Orange-Colored Fruits and Vegetables: Beta-Carotene for Your Eyes

The pigments in orange-colored fruits and vegetables come from beta carotene, a type of vitamin A, which is critical for vision. It helps protect your eyes, helps guard against age-related eye issues, and supports the functioning of the cornea.4 Carrots, sweet potatoes, squash, mangos, cantaloupe, peppers and apricots are all sources of vitamin A and great foods for healthy eyesight.

Fatty Fish: Omega-3 for Eye Health

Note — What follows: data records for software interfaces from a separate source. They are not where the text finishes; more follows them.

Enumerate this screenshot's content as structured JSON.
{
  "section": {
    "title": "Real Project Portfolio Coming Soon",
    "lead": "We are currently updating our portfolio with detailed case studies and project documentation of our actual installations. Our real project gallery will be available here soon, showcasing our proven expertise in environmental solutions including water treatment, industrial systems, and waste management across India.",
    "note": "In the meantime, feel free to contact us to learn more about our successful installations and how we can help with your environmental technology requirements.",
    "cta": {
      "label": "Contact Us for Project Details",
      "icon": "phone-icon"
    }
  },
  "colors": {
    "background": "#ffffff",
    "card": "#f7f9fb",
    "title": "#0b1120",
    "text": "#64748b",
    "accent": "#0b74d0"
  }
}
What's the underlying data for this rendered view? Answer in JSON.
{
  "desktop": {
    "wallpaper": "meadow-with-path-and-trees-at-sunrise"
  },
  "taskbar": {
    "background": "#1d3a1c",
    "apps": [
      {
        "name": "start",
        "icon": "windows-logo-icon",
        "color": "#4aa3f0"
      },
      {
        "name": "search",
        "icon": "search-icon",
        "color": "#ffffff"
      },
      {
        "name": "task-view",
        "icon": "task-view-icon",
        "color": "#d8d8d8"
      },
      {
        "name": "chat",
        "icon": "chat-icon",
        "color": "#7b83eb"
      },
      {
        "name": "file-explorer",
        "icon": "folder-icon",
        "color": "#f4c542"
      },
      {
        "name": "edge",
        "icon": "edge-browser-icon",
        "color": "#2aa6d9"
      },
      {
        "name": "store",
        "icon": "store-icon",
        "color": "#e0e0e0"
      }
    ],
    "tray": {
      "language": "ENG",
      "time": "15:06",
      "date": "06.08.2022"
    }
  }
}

Two crucial omega-3 fatty acids are found in fatty fish: EPA and DHA.5 Studies have shown that people with diets high in omega-3 have fewer age-related macular issues.6 In fact, the people studied were a whopping 40% less likely to have age-related eye issues than people with very little omega-3 in their diets. The lower risk was associated with eating at least two servings per week of fish high in omega-3 fatty acids such as salmon, tuna, halibut, herring or other oily fish.7 If you're looking for a vegan source of omega-3 benefits, try our award-winning Plant Based Omega-3 supplement.

Citrus and Berries: Vitamin C and Protective Antioxidants

Citrus fruits and berries are high in vitamin C, considered to be one of the single best vitamins for eye health, as well as citrus bioflavonoids and other antioxidants. There is evidence that these antioxidants play a role in slowing the progression of age-related eye concerns, and studies have shown that high dietary intakes of vitamin C are associated with lower risks of developing some eye concerns.8 Darker berries, like bilberries and blueberries, contain anthocyanosides, a type of plant pigment with potentially positive effects for protecting the retina.9 The same benefits are also available in bilberry tea.

Other Foods That are Good for Your Eyes

While the list above isn’t exhaustive, it’s a great start on your journey to better, long-term eye health and preventative care. Other foods that are good for your eyes include corn, avocados, tomatoes and spices such as cayenne pepper or paprika, which are all sources of lutein and zeaxanthin.

Looking for a simple way to get nutrients to support eye health and vision? Our celebrated Synergistic Eye Health features both lutein and zeaxanthin in a convenient combination formula. As an added bonus, the softgels in this formula feature sunflower seed oil to boost absorption of lutein—a fat soluble carotenoid.

Similarly, our Age Related Eye Support formula offers the eye health benefits of lutein and zeaxanthin, combined with vision-supporting nutrients like zinc and vitamin C. This supplement features high-quality Lutemax 2020 lutein from marigold extract derived from non-GMO marigold flowers. These flowers are rich in bioavailable lutein and lutein esters, making them an ideal source of this essential nutrient. 

Click here to discover all the many vision health supplements offered by Swanson Health Products!

*These statements have not been evaluated by the Food and Drug Administration. These products are not intended to diagnose, treat, cure, or prevent any disease.

Amy Sunderman, MS, RD, Director of Science & Innovation Registered Dietitan
About Amy Sunderman, MS, RD

Amy is a registered dietitian, nutritionist and author with more than 20 years of experience in the supplement industry. Amy is passionate about dietary supplements and the health benefits they offer. She enjoys working to find novel nutritional ingredients with strong clinical research behind them to drive innovation and provide health-promoting products to consumers.


1. Vision and Aging Resources. National Eye Institute. Read source

2. Dietary Sources of Lutein and Zeaxanthin. National Library of Medicine. Read source

3. Eating for Healthy Vision. Vision Service Plan. Read source

4. Vitamin A and Carotenoids. National Institutes of Health. Read source

5. The Facts on Omega-3 Fatty Acids. WebMD. Read source

6. Fish Oil May Help Save Your Eyes. WebMD. Read source

7. Eating Fish May Preserve Eyesight. WebMD. Read source

8. Vitamin C. National Institutes of Health. Read source

9. Anthocyanidins. PubMed. Read source